● Task to carry out: Look through the listing below and say how many lines contain the word "JSON". Nothing else belongs in the reply.
==*==
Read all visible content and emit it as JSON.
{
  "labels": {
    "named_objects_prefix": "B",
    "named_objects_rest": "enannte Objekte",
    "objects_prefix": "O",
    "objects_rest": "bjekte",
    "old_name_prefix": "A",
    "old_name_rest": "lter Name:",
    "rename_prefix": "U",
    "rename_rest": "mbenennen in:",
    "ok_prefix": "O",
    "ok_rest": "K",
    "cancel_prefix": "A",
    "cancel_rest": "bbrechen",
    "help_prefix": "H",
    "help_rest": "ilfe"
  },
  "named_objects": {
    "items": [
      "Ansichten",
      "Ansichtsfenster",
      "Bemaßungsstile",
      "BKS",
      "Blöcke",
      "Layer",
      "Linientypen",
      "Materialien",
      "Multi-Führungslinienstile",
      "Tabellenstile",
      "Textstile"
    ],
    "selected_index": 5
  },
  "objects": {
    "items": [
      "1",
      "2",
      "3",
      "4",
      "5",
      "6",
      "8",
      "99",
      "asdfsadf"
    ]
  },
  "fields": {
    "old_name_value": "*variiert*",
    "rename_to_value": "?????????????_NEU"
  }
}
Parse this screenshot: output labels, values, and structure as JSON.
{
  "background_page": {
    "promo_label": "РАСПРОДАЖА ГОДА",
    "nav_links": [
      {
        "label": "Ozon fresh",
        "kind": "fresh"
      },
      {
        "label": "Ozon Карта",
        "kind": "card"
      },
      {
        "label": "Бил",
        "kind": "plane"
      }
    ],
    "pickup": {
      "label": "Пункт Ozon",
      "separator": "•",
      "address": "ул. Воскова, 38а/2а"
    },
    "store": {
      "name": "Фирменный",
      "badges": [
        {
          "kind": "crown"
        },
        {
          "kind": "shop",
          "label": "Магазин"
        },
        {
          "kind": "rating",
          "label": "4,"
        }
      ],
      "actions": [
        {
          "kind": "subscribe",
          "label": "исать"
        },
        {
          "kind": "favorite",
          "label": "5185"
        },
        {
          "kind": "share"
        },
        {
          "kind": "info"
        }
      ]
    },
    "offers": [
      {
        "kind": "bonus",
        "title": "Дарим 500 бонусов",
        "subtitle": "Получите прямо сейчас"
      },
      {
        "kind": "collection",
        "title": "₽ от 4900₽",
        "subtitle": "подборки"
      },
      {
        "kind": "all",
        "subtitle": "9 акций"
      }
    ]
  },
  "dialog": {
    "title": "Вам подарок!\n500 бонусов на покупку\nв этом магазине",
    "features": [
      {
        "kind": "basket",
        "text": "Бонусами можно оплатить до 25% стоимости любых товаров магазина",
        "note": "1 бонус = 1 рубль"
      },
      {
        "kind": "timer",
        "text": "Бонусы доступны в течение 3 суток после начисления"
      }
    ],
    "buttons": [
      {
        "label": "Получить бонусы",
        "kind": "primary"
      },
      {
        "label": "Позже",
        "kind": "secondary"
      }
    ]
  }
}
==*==
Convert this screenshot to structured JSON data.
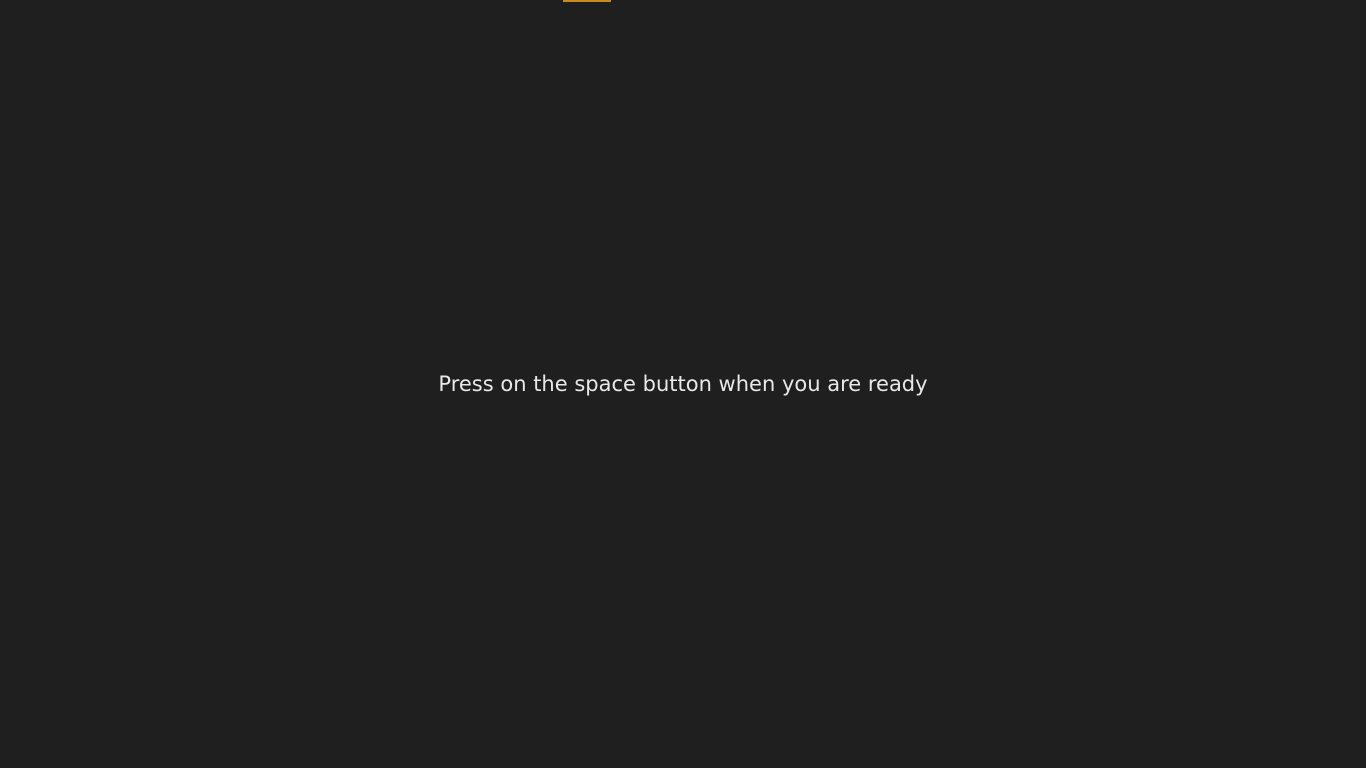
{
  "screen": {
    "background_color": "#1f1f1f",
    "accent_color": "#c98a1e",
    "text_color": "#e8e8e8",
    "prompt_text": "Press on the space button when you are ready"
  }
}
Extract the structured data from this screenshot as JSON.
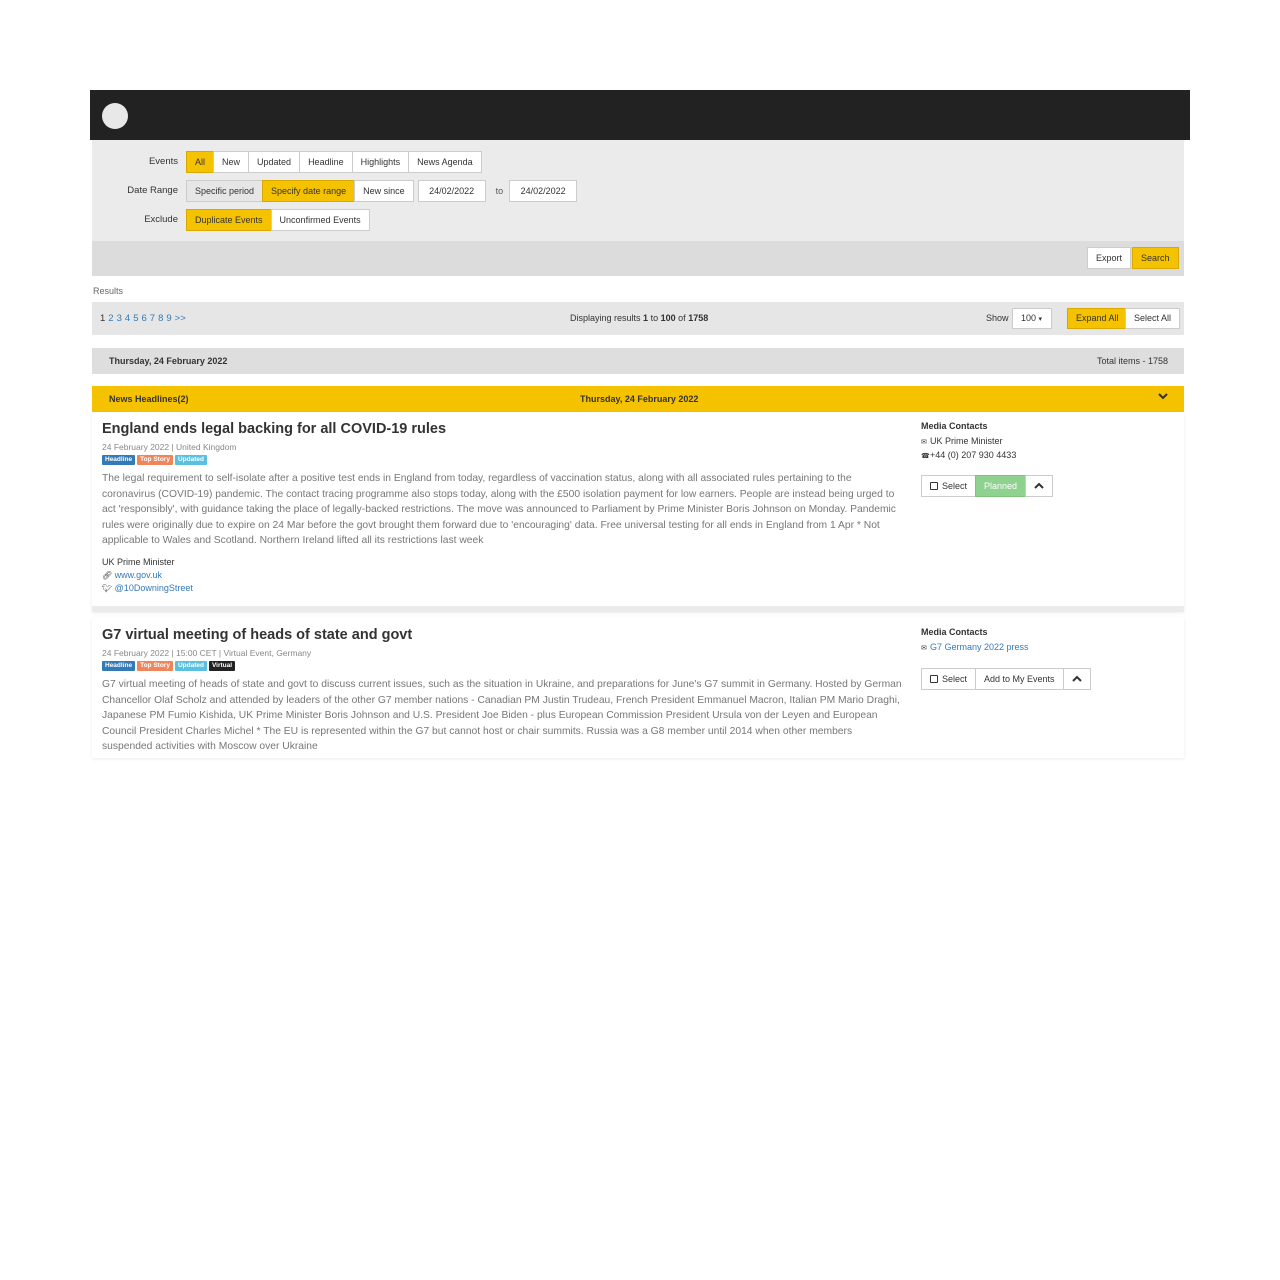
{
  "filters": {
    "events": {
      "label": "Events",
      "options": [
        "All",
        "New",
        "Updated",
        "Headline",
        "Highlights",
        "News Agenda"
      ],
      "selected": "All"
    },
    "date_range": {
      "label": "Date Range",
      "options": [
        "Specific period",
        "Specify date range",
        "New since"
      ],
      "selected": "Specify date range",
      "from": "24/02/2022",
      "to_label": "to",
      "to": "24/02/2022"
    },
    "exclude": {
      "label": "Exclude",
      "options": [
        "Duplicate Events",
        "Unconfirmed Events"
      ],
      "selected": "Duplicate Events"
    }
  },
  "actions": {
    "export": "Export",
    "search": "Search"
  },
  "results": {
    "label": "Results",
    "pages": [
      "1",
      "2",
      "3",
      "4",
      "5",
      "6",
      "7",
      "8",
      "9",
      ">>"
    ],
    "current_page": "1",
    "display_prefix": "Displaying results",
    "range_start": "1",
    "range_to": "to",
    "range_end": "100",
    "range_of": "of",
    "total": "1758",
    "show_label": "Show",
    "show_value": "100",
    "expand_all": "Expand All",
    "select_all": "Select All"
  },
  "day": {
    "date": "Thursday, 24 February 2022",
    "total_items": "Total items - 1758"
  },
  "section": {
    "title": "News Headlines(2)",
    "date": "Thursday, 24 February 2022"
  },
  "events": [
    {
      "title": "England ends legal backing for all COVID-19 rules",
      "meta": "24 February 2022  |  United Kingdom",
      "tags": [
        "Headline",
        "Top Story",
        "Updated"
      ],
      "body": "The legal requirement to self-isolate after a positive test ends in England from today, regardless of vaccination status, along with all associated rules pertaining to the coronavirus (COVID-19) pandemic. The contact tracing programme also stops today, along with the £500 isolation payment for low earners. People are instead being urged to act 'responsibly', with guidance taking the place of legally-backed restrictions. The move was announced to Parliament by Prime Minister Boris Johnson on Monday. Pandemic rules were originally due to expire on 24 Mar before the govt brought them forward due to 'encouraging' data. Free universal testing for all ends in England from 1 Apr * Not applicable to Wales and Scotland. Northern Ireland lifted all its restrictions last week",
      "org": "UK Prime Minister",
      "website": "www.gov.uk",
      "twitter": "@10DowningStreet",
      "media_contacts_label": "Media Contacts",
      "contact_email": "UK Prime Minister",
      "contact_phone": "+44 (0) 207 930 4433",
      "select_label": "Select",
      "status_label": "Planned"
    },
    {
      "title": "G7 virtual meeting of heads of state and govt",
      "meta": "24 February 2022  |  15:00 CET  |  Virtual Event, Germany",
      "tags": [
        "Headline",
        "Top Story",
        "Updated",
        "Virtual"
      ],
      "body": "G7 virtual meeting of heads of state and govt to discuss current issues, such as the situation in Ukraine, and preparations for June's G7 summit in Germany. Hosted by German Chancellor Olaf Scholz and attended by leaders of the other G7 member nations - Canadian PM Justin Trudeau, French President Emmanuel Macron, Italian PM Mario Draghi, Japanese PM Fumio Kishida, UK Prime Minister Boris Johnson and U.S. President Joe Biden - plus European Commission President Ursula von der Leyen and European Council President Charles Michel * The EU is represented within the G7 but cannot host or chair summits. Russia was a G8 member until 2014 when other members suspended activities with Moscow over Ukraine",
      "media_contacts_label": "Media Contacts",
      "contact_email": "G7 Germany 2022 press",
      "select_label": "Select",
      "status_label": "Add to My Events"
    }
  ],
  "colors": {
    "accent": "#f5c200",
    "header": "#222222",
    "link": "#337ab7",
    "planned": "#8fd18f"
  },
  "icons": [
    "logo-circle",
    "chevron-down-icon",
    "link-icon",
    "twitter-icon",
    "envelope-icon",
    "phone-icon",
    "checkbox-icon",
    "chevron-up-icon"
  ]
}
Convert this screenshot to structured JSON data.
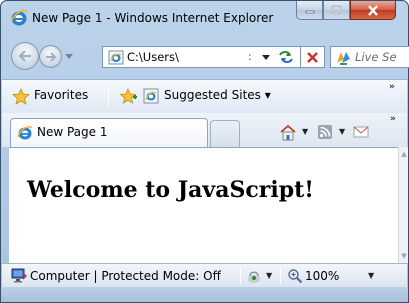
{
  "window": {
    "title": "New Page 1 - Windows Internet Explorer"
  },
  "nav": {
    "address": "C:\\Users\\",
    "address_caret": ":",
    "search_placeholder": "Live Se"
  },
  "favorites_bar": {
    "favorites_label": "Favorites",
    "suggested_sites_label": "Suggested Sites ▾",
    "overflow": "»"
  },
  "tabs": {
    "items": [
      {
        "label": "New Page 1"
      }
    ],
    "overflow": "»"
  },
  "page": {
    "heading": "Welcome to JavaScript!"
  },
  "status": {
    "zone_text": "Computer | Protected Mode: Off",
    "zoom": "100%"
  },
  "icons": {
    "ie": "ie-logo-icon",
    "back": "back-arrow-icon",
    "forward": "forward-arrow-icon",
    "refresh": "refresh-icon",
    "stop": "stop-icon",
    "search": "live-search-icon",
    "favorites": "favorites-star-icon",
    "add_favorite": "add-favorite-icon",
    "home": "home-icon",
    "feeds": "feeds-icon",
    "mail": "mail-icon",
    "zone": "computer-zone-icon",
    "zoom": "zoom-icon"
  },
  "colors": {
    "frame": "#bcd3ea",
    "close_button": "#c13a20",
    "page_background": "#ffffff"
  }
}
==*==
● Answer to this problem: 5